Entries from a dataset of interfaces
= = = =

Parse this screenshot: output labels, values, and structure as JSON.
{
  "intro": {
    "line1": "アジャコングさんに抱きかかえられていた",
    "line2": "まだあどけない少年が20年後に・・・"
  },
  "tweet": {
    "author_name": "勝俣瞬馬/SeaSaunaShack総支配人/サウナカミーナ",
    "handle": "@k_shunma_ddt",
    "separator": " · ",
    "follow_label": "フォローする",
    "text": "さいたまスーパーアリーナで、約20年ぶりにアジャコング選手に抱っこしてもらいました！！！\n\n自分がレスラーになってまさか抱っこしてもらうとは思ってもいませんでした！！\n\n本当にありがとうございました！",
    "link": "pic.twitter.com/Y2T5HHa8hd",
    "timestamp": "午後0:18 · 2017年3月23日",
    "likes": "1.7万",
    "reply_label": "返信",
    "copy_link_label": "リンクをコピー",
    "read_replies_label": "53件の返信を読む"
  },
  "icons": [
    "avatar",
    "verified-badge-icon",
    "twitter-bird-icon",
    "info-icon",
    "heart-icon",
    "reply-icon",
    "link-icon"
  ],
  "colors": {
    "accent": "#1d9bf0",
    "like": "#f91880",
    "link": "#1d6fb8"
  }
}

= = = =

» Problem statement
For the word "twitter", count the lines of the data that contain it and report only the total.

» Final answer
2